I am convinced that many problems between male and female partners have their origins here.

The University of the West Indies Open Campus

Even as we see a new appreciation of the importance of education, there are still large gaps. Education is a continuing process that goes from the cradle to the grave. This process from the cradle to the grave is being assisted by developments in technology, where with access to a computer and the Internet a whole new world is being opened. The point I am emphasizing here is that the issue goes beyond making sacrifices for children. Opportunities are now being opened up for parents who had lacked these opportunities when they were children. This is where the University of the West Indies Open Campus comes into the picture. Part of its focus is on the mature student. Opportunities are being presented for pre-University programmes to provide the necessary qualifications for those who want to continue their education. Programmes are also being offered at Certificate, Diploma and Associate Degree levels. Courses/programmes will be offered for persons who simply want to improve their knowledge in particular areas and a lot more attention will be given to shorter courses, that is, weekend -courses/ workshops, targeted at different levels on the educational ladder. The University of the West Indies Open Campus operates as a virtual campus and offers both face to face and on-line programmes/courses. There is an awareness that persons who have completed first degrees often have difficulty going away to pursue post-graduate work. At that stage of their lives they are likely to have strong family commitments- to be married and have children and also to have senior positions at work that would not easily facilitate their moving away from their jobs. Increasingly post-graduate programmes will be offered on-line. One of the advantages of on-line programmes is that students can better manage their study times, catering to their work and family commitments. Additionally they do not have to leave the country.

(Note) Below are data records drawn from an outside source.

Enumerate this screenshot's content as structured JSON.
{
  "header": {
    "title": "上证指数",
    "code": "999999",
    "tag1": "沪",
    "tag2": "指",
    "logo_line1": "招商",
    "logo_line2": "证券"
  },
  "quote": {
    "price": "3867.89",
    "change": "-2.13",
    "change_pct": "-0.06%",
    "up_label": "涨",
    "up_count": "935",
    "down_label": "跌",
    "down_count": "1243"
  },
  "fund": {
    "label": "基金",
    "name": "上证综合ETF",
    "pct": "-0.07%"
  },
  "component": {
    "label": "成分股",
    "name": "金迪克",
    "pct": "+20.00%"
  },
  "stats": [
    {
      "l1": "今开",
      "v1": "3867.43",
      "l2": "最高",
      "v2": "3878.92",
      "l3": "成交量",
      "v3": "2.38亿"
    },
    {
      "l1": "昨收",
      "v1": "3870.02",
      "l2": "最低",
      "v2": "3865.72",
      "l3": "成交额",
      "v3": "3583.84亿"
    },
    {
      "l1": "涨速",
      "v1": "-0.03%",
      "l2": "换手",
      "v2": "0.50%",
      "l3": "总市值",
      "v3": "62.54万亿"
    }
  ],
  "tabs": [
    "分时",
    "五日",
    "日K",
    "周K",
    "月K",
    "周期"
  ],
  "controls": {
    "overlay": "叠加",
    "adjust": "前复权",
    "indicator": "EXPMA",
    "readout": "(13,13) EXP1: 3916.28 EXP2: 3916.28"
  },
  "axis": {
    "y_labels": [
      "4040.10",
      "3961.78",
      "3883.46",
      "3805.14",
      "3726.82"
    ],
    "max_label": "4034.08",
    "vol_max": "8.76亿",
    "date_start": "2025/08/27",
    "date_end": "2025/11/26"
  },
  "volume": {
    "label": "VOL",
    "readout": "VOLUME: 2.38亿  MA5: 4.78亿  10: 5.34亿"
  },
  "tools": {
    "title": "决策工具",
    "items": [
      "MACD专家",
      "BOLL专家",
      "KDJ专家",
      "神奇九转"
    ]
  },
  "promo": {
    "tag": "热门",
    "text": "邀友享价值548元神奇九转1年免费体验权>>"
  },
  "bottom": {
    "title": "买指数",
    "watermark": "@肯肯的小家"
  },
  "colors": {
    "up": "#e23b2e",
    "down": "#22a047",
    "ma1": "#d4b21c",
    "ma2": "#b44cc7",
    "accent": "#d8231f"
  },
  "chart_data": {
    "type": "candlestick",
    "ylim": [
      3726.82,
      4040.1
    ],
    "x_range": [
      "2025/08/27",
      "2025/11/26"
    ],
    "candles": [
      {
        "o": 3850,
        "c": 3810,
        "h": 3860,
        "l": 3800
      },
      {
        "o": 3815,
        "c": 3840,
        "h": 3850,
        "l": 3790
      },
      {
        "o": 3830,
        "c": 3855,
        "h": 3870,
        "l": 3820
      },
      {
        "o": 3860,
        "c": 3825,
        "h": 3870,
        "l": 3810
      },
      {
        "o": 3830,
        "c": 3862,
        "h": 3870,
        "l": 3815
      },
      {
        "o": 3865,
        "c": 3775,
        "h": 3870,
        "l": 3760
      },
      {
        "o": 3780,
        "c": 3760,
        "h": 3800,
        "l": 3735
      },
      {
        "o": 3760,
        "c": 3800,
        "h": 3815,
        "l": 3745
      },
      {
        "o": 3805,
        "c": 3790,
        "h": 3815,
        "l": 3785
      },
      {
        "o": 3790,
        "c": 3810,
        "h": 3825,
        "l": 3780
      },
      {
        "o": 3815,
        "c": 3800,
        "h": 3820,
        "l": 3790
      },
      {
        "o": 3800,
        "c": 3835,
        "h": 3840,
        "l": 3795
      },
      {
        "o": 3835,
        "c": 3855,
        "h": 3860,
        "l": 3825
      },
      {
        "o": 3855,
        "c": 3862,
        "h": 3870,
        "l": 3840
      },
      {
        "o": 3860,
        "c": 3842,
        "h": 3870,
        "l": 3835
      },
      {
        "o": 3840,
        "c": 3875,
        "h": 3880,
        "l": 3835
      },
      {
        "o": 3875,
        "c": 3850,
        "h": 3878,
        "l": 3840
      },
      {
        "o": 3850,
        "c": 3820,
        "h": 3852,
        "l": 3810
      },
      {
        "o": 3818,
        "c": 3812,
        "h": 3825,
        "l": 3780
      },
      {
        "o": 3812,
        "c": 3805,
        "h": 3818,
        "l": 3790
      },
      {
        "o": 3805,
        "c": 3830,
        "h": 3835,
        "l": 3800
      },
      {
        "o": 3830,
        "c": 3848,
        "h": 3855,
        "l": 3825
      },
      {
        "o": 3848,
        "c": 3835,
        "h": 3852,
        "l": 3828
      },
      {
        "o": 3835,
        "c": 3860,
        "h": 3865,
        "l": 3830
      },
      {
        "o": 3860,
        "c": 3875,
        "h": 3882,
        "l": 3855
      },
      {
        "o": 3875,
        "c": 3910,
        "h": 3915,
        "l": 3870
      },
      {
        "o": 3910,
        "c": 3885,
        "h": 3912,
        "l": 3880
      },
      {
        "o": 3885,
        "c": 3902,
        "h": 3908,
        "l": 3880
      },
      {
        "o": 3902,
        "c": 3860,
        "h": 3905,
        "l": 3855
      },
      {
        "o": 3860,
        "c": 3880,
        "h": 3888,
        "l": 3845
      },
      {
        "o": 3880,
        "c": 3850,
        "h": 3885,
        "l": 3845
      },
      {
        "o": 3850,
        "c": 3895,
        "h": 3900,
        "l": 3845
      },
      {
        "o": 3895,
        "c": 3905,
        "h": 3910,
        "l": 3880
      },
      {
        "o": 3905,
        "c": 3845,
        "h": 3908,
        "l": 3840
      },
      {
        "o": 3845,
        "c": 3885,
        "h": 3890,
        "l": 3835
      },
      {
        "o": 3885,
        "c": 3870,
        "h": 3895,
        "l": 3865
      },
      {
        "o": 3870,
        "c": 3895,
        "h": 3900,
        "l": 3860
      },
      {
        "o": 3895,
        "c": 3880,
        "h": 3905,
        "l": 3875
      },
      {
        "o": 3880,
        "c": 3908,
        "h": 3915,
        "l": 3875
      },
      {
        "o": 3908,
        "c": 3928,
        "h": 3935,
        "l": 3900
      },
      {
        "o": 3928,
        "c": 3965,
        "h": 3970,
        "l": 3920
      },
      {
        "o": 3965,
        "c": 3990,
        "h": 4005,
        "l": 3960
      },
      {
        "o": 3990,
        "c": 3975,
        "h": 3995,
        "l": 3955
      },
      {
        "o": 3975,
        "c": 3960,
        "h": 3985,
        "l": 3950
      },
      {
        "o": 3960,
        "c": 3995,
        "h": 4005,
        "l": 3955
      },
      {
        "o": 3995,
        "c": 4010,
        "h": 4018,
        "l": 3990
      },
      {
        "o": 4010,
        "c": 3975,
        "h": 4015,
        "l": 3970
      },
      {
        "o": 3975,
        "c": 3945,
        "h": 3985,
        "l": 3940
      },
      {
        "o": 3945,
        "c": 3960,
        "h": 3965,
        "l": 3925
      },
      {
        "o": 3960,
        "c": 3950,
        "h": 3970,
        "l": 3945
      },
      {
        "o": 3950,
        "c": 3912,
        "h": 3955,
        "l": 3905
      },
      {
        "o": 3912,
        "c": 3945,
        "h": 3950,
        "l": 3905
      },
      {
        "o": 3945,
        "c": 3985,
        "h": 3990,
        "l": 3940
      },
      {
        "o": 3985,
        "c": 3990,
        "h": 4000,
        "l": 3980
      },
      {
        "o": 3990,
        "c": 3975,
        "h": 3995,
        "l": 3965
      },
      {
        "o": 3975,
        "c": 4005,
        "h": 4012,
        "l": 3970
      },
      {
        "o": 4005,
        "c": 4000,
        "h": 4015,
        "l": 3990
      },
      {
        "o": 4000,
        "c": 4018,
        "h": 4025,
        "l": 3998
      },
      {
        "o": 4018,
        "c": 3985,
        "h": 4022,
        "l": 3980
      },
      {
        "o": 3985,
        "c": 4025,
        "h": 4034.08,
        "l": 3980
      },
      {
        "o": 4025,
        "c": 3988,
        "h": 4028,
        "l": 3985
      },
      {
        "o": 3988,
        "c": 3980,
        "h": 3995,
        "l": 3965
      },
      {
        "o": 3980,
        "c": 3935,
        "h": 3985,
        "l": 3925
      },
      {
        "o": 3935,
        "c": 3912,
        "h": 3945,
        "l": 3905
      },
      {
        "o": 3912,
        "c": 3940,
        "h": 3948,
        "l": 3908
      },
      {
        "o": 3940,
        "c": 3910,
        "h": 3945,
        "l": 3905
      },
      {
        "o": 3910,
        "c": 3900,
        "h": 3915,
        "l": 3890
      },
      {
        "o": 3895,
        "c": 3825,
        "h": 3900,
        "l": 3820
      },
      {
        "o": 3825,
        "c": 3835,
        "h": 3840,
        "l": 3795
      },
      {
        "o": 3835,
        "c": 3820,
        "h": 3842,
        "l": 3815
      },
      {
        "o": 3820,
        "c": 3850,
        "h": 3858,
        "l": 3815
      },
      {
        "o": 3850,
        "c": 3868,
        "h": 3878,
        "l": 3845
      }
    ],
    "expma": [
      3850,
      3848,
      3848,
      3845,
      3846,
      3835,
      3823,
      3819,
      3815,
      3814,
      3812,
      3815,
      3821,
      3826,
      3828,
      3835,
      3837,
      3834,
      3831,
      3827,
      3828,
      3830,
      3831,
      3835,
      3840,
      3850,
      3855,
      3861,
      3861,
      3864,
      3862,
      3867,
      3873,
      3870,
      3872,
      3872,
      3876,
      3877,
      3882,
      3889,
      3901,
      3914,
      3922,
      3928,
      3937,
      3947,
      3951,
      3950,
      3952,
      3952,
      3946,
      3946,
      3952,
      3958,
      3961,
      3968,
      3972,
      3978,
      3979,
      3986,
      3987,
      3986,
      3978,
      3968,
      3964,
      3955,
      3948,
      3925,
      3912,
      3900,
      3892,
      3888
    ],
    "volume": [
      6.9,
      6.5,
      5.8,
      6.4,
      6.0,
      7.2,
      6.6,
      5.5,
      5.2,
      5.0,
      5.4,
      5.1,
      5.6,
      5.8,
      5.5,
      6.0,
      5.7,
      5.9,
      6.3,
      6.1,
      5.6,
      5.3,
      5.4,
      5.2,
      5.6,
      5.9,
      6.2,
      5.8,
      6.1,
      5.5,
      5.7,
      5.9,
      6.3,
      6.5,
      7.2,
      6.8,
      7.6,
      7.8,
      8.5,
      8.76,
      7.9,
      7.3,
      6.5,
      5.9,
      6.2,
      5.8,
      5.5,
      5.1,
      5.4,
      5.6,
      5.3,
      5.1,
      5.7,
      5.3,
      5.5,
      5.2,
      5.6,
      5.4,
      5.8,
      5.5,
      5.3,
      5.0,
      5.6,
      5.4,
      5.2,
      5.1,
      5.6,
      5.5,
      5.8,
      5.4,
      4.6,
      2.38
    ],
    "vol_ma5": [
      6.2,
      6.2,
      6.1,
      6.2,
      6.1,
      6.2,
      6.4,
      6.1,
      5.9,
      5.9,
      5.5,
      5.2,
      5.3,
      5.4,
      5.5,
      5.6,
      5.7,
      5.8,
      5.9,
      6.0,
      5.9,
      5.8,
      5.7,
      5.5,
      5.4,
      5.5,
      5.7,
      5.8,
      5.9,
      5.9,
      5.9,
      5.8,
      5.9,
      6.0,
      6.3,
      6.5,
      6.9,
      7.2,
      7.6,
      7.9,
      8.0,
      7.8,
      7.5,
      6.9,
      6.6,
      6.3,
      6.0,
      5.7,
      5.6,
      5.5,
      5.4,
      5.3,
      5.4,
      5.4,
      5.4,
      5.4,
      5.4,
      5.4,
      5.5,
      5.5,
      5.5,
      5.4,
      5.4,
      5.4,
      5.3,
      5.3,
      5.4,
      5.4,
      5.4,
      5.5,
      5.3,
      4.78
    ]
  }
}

Exploring That New World

So there is a whole new world out there, not only for the young students but for everyone. As we move towards the Caribbean Single Market and Economy (that is, if it ever becomes a reality), we cannot assume that because we are from St.Vincent and the Grenadines we are going to have a natural advantage over a person from a different part of the Caribbean. Employers, whether government or private, want the best people available, and this in the end is what will matter. But education is not only about providing people with the skills to find employment and to fight off competition. Education is about development in a holistic sense and our educational goals have to take this into account. Education is not only about the formal process (if it really ever was)and what you learn in that process. There are different media and it extends beyond the traditional classroom, made more so by developments in technology. So we have to explore that new world and begin to look at education in a different way and to realise that we are all students regardless of age, paper qualifications or where you stand in society. I read with interest the debate in the newspapers about who is qualified to understand the constitution. It is surprising that this is where we have reached. But this is a society where we have for long been caught up with who is bright and who is not. It is a pity, when there are so many important matters that we need to talk about and to realise that we all have opinions and we all live in a democracy where there is freedom of expression or rather where there should be freedom of expression.

Dr Adrian Fraser is a social commentator and historian.